This part was very important for my learning process about online trading and how they function. I wanted to see what a few companies have been doing so that I can see what works and what doesn't. Currently, there are quite a few similar trading websites out there, but not many that support Killing Floor 2.
A community based around the trading of CS:GO virtual items.
Widely known trading and gambling responsive web application.
Great UI and color scheme.
Trading and Gambling capabilities.
Prone to underage gambling.
A community based around the trading of Dota 2 virtual items.
Advanced trading capabilities.
Great UI and color scheme.
Widely used by the dota community.
First automated banking service for Team Fortress 2 virtual items.
Website offers many features beyond trading.
Automated trading through steam bots.
Massive TF2 Community.
When creating a project like this, my brain sometimes starts firing on all cylinders. Ideas come and go, so it's very important for me to get my ideas out and onto something that I can see, visually. Often, I'll expand upon these ideas as my projects go along.
Let's take a trip inside my mind by seeing the flow of a project like Zedconomy. Thanks to a place called LucidChart I can give users who are unfamiliar with how a project like this works. This is one of the most efficient ways that I've seen companies do a flow of a similar project to my own.
This is the part of the design process where the visual design is completed. This is where I find out my visual design languages, solidify my desired color scheme, typography, iconography and the overall look and feel of the project.
This is where users will be brought once they have gone through the sign in or registration process.
Here is where users can search for items, people or trades.
Here is where users can add a trade from the homepage, search for their desired items, enter the amount, then add the items to their opened trade. In this particular case, I provided two different iterations showing different radio/add buttons.

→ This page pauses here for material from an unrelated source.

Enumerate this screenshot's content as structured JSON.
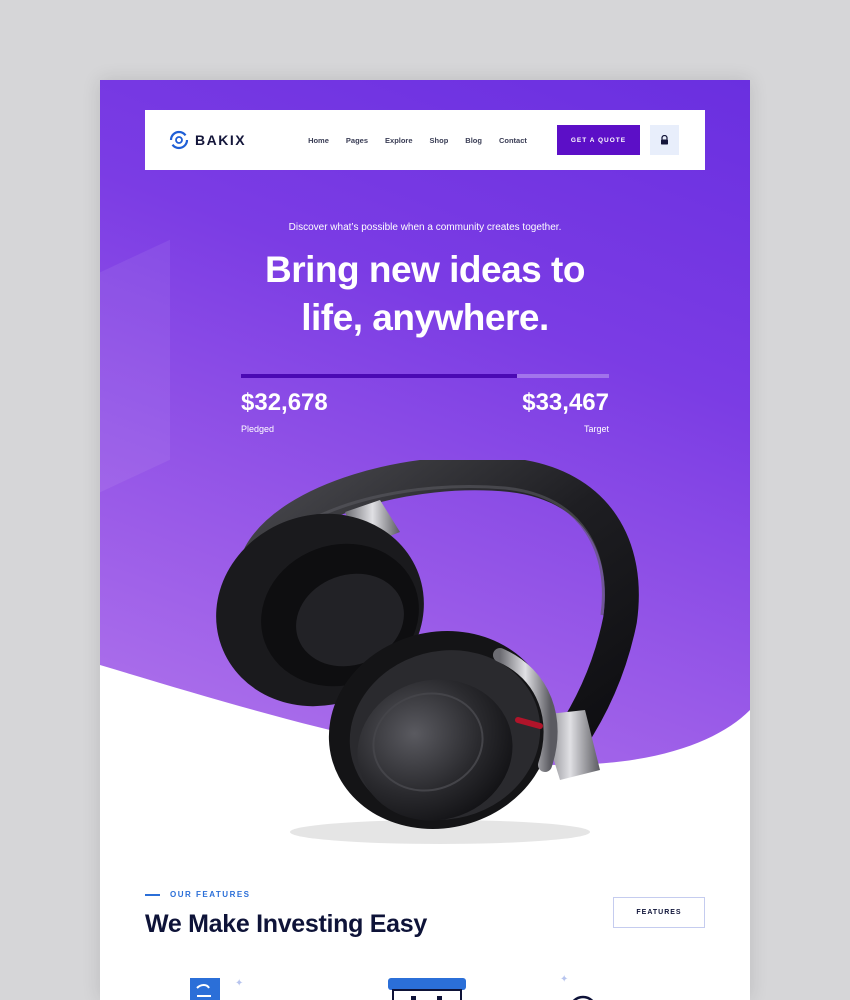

Here are some iterations of what users are interacting with on the platform. Users can see their interactions history for themselves, their friends, and even view the history that they've removed. Didn't like an interaction with someone this week? Simply place your thumb/finger over the history item, swipe left, and tap the delete icon.
Whenever I complete a project, I always perform a usability test with a few people and gather their feedback. Even for personal concepts so that I can see where users do well and where they tend to struggle. People will often times help me find a better solution immediately. Feedback and criticism has always helped me improve not only in design, but in all aspects of life.
Users really liked this project's look and feel. It was a style that they felt was usable.
Liked the Killing Floor 2 related Login/Signup Pages.
When users would create a trade, they thought it was nice that the process was just a few clicks.
Everyone liked that this was a mobile app and not a web application. It was a big improvement from 2014's design language.
Like history was a nice touch. Reminded them of using Instagram.
Users could see themselves utilizing an app like this if they ever got addicted to trading.
There was some initial confusion about the way trades were made and items were saved. A really great recommendation I got was to try and mimic an eCommerce Cart.
Users had a hard time understanding why I would have social logins. Maybe I should just have a steam login instead of the others. The reason being is because they didn't want to have their real life information saved on a gaming related platform. Users like to separate the two.
Users like to be able to learn more about each individual item. Having a description page would help them understand the value of their trade.
Maybe in the future have a predicted value next to users' offers, that way they don't have to go out and research how much it is that someone offered.